V1+V2. If a diversified firm is not more valuable than its parts then its diversity makes no
sense. The world would be better off with more specialised firms. If an acquirer is not worth
more after an acquisition than before what was the point of the acquisition? To be bigger, to
have a balanced portfolio of products, to give managers something interesting to do, to use
up spare cash from your cash cow, to diversify? Is the purpose of the firm to get bigger, to
diversify, to give managers something interesting to do, to have an aesthetically pleasing
product portfolio? You will come across people who seem to think so. But if it is then
anything goes and studying economics and business policy is pointless. Only if business has a
well defined and difficult to achieve purpose does it make sense to study how to achieve it. If
business has no clear purpose then there is nothing to study. A degree in art appreciation
would be as much use as an MBA and a lot less hard work.
How might diversification or acquisition add value to a firm? The most likely route is by
achieving lower costs, such that C(1+2) is less than C1+C2. This could come about if the
different parts of a complex firm can share some resources or capabilities, or if there is a
possibility of transferring skills or capabilities from one firm to another. Thus a firm with a
valuable reputation can add value by diversifying if this reputation can be transferred to a
different product. Or a firm with a successful approach to supply chain management could
add value by acquiring another firm if this capability could be exploited successfully on the
new firm. Of course if the successful firm can package and sell its expertise it could create
value for itself without having to bother with take-overs and merchant banks and references
to the Monopolies Commission.
Good general discussions on the issues we have covered in this chapter can be found in Kay
(1992), Grant (1991), Besanko et al (1996), Sadtler, Campbell, and Koch (1998) and
Bishop and Kay (1993). Porter’s contributions are found in Porter (1985) and (1987). Issues
related to diversification are discussed in Peters and Waterman (1982).
Geroski and Vlassapoulos (1990) assess the European mergers experience. Finance texts such
as Brealey and Myers (1991) often give a good analysis of diversification, comparing

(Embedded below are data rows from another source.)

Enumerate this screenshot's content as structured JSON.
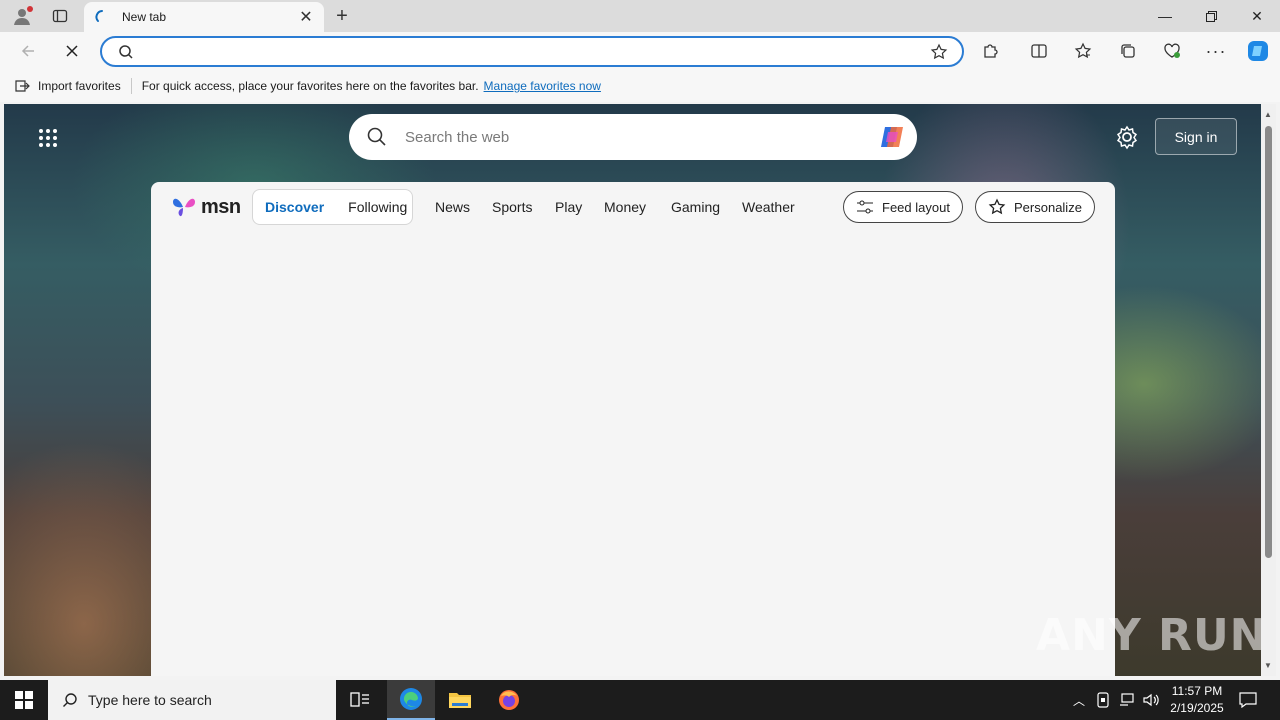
{
  "browser": {
    "tab_title": "New tab",
    "address_value": "",
    "favorites_bar": {
      "import_label": "Import favorites",
      "message": "For quick access, place your favorites here on the favorites bar.",
      "manage_link": "Manage favorites now"
    }
  },
  "newtab": {
    "search_placeholder": "Search the web",
    "sign_in_label": "Sign in",
    "msn_logo_text": "msn",
    "feed_tabs": [
      "Discover",
      "Following"
    ],
    "nav_links": [
      "News",
      "Sports",
      "Play",
      "Money",
      "Gaming",
      "Weather"
    ],
    "feed_layout_label": "Feed layout",
    "personalize_label": "Personalize",
    "watermark": "ANY RUN"
  },
  "taskbar": {
    "search_placeholder": "Type here to search",
    "time": "11:57 PM",
    "date": "2/19/2025"
  },
  "colors": {
    "accent": "#0f6cbd",
    "address_border": "#2b7cd3",
    "taskbar": "#1c1c1c"
  }
}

conglomerate with portfolio diversification. The papers by Love and Scouller and
Peteraf, discussed in this chapter, repay reading in full.
1. How might a complex firm be (a) less or (b) more valuable than the sum of its constituent
parts operating independently?
2. Why do some firms diversify and then go back to basics?
3. ”The existence of profitable diversified firms proves that diversification is a valuable
business strategy.” Discuss.
4. What are the precise conditions necessary for an acquisition to add value?
5. If mergers and acquisitions are not value enhancing then why are they so popular?
6. Outline and discuss Porter’s four concepts of diversification strategy.